[Items from a data source]
.....

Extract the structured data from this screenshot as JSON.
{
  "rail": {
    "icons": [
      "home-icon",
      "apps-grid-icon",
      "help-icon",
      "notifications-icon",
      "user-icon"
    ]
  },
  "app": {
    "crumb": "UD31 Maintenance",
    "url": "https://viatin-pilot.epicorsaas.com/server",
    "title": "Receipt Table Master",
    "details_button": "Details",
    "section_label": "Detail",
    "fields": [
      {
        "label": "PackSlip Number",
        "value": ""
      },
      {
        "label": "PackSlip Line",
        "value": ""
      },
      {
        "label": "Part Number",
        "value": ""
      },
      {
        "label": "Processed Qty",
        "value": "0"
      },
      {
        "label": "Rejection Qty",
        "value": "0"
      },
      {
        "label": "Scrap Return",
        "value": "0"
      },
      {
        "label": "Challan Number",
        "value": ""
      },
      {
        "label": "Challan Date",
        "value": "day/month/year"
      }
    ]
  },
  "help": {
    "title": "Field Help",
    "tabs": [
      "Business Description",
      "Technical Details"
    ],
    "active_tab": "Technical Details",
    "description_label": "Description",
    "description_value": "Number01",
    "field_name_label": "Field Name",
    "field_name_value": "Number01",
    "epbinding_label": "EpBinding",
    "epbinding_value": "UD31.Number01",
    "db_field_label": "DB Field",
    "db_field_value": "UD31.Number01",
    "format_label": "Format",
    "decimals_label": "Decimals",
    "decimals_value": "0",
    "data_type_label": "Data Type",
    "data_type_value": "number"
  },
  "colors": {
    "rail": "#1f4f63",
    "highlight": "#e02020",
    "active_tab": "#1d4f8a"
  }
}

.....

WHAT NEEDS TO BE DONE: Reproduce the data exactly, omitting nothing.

ANSWER SPACE:
Extract the structured data from this screenshot as JSON.
{
  "rail": {
    "icons": [
      "home-icon",
      "apps-grid-icon",
      "help-icon",
      "notifications-icon",
      "user-icon"
    ]
  },
  "app": {
    "crumb": "UD31 Maintenance",
    "url": "https://viatin-pilot.epicorsaas.com/server",
    "title": "Receipt Table Master",
    "details_button": "Details",
    "section_label": "Detail",
    "fields": [
      {
        "label": "PackSlip Number",
        "value": ""
      },
      {
        "label": "PackSlip Line",
        "value": ""
      },
      {
        "label": "Part Number",
        "value": ""
      },
      {
        "label": "Processed Qty",
        "value": "0"
      },
      {
        "label": "Rejection Qty",
        "value": "0"
      },
      {
        "label": "Scrap Return",
        "value": "0"
      },
      {
        "label": "Challan Number",
        "value": ""
      },
      {
        "label": "Challan Date",
        "value": "day/month/year"
      }
    ]
  },
  "help": {
    "title": "Field Help",
    "tabs": [
      "Business Description",
      "Technical Details"
    ],
    "active_tab": "Technical Details",
    "description_label": "Description",
    "description_value": "Number01",
    "field_name_label": "Field Name",
    "field_name_value": "Number01",
    "epbinding_label": "EpBinding",
    "epbinding_value": "UD31.Number01",
    "db_field_label": "DB Field",
    "db_field_value": "UD31.Number01",
    "format_label": "Format",
    "decimals_label": "Decimals",
    "decimals_value": "0",
    "data_type_label": "Data Type",
    "data_type_value": "number"
  },
  "colors": {
    "rail": "#1f4f63",
    "highlight": "#e02020",
    "active_tab": "#1d4f8a"
  }
}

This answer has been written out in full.